Kurt Helin: Evan Mobley (Cavaliers)
Mobley is putting up good-enough counting stats to win the award — 14.8 points and 8.1 rebounds a game — but what separates him from Franz Wagner in Orlando and Scottie Barnes in Toronto is his defense. Mobley is already a near All-Defensive team player as a rookie, averaging 1.8 blocks a game and forming a formidable front line with Jarrett Allen. Despite a recent slump, the Cavaliers remain one of the big surprises of the season and Mobley’s play is a big part of that.
Mobley is not running away with this award, however. Wagner (15.7 points a game and doing a lot more playmaking than expected in Orlando) and Barnes (14.7 points, 8 rebounds and also playing good defense) are in the mix. No. 1 pick Cade Cunningham has played very well of late and could make a push into the conversation by the end of the season, and if Jalen Green made an Anthony Edwards like run in the second half of the season would anyone be surprised?
Dan Feldman: Evan Mobley (Cavaliers)
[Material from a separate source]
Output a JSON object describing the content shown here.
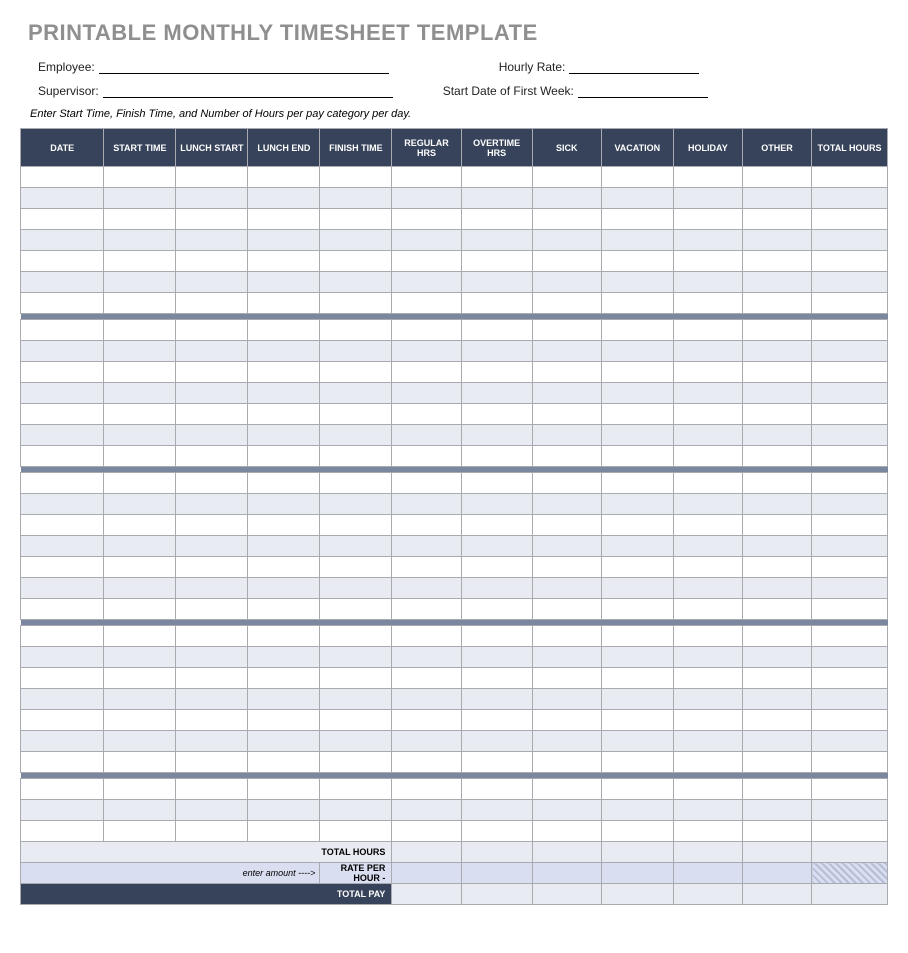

Mobley clearly had special potential entering the NBA. But he’s so far ahead of schedule defensively, where many young players need time to learn recognition. Mobley’s ability to defend inside and out has been essential in making Cleveland’s three-big lineups work (with Jarrett Allen and Lauri Markkanen). Mobley isn’t as polished offensively, but he still contributes with his finishing, ball-handling, passing and shooting — skills that give him a high upside on that end, too.